━━━ DATA SHOWN

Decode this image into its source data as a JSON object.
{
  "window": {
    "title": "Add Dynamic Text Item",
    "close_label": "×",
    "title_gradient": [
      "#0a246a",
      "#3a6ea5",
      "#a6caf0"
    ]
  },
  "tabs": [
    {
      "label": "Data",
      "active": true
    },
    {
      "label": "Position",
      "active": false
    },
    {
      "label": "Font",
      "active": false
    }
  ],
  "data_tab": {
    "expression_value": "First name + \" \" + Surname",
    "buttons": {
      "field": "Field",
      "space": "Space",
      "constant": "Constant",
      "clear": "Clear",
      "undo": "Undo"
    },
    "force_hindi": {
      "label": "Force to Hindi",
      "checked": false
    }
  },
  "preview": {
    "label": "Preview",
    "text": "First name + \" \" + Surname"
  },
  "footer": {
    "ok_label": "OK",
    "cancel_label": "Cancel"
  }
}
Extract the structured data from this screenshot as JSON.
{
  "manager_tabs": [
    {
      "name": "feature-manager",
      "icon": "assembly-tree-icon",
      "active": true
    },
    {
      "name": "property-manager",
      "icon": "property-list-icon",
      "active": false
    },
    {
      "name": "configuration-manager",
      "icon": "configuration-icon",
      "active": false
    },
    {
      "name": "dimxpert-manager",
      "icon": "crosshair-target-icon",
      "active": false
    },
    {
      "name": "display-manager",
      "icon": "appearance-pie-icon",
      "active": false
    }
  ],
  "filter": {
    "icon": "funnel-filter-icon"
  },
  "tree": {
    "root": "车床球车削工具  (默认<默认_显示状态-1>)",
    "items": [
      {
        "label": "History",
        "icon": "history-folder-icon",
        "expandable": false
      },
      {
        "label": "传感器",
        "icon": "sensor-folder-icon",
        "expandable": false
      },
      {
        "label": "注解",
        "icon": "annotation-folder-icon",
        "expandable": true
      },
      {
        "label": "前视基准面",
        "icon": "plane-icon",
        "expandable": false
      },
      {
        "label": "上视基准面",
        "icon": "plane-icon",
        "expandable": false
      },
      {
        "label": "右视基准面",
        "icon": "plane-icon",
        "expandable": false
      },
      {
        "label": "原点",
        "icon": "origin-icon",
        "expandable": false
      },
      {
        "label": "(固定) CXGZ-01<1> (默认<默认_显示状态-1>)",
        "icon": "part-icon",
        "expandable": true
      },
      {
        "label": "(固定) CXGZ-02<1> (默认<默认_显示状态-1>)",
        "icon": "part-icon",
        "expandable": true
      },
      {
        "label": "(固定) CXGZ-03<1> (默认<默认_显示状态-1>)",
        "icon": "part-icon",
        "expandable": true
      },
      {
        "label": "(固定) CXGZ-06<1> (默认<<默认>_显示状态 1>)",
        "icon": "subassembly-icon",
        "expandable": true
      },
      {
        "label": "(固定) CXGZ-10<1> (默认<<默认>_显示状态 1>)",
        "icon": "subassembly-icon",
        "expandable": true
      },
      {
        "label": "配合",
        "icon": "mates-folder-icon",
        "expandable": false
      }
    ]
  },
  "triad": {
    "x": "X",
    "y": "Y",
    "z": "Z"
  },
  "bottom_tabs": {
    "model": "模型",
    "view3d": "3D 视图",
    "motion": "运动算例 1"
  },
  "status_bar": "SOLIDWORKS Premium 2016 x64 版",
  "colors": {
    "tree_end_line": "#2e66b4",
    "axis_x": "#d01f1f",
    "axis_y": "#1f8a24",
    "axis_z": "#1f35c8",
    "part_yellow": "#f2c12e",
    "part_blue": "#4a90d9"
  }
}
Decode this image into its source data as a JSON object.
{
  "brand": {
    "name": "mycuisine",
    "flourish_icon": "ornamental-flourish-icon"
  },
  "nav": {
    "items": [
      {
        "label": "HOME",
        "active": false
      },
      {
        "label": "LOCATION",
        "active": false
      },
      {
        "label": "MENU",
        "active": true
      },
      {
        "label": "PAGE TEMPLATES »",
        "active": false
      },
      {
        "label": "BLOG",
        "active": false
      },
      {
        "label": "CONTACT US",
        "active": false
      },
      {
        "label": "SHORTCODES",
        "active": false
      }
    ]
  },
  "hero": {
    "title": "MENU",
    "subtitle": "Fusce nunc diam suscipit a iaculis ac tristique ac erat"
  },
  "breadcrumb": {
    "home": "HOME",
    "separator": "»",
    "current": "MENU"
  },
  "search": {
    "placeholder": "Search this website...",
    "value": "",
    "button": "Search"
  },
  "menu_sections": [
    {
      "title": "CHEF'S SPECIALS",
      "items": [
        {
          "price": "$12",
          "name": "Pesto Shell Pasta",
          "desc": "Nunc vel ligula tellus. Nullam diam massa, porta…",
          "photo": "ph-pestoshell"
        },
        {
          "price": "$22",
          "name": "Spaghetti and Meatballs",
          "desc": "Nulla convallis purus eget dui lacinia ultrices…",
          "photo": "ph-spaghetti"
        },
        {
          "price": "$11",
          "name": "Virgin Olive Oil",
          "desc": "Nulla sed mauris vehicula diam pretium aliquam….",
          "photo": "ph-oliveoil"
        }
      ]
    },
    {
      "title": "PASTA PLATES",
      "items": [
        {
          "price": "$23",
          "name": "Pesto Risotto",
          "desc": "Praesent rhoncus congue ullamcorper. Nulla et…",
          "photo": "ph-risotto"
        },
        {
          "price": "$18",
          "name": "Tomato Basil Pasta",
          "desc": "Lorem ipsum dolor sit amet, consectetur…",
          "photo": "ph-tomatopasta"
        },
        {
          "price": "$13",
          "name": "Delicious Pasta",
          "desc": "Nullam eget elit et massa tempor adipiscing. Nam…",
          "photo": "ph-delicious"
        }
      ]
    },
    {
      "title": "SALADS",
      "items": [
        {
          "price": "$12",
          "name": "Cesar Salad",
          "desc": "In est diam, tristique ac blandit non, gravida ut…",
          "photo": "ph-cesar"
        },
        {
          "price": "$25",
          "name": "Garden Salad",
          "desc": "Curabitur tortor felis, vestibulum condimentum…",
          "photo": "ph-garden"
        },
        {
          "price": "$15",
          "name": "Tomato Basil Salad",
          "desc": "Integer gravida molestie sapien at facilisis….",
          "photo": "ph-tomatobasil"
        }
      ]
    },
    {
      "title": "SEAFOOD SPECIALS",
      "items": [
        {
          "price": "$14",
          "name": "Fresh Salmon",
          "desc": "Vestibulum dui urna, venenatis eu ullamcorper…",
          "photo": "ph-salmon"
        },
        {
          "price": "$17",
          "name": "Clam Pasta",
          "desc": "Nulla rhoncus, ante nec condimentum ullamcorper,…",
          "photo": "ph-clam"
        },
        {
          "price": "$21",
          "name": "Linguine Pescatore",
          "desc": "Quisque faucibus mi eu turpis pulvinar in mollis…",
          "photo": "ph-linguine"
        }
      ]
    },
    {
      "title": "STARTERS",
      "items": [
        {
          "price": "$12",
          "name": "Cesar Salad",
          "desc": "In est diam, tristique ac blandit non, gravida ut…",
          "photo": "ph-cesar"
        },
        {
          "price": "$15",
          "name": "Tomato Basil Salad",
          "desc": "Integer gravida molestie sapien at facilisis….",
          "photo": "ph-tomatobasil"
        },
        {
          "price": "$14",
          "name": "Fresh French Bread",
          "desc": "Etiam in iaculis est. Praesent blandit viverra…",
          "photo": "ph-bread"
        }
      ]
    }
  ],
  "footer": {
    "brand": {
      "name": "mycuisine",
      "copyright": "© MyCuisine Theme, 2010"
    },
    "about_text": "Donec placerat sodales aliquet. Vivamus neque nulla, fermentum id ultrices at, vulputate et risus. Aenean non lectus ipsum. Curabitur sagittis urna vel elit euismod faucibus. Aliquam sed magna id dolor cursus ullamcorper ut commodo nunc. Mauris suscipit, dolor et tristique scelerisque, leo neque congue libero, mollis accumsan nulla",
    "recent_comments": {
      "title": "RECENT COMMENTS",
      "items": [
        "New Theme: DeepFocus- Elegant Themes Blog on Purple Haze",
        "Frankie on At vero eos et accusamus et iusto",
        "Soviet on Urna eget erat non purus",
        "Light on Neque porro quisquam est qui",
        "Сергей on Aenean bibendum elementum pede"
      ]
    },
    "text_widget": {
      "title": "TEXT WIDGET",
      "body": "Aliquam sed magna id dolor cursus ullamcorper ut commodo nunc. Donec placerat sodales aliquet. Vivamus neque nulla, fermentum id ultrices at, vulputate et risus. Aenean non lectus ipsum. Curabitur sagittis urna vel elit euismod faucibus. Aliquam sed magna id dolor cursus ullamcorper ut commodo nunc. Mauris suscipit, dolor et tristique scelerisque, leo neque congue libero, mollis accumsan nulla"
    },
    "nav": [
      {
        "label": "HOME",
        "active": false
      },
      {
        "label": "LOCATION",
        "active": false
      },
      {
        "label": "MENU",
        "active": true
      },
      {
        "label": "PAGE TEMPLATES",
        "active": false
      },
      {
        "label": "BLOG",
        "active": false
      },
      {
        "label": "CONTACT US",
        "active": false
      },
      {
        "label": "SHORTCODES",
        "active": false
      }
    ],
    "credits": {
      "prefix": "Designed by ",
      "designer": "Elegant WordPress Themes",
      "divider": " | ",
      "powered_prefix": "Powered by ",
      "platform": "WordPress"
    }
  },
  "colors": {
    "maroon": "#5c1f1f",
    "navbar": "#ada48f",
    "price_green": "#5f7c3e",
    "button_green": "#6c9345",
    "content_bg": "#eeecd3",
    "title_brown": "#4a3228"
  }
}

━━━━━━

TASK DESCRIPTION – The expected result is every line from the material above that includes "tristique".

FINAL ANSWER –
    "subtitle": "Fusce nunc diam suscipit a iaculis ac tristique ac erat"
          "desc": "In est diam, tristique ac blandit non, gravida ut…",
          "desc": "In est diam, tristique ac blandit non, gravida ut…",
    "about_text": "Donec placerat sodales aliquet. Vivamus neque nulla, fermentum id ultrices at, vulputate et risus. Aenean non lectus ipsum. Curabitur sagittis urna vel elit euismod faucibus. Aliquam sed magna id dolor cursus ullamcorper ut commodo nunc. Mauris suscipit, dolor et tristique scelerisque, leo neque congue libero, mollis accumsan nulla",
      "body": "Aliquam sed magna id dolor cursus ullamcorper ut commodo nunc. Donec placerat sodales aliquet. Vivamus neque nulla, fermentum id ultrices at, vulputate et risus. Aenean non lectus ipsum. Curabitur sagittis urna vel elit euismod faucibus. Aliquam sed magna id dolor cursus ullamcorper ut commodo nunc. Mauris suscipit, dolor et tristique scelerisque, leo neque congue libero, mollis accumsan nulla"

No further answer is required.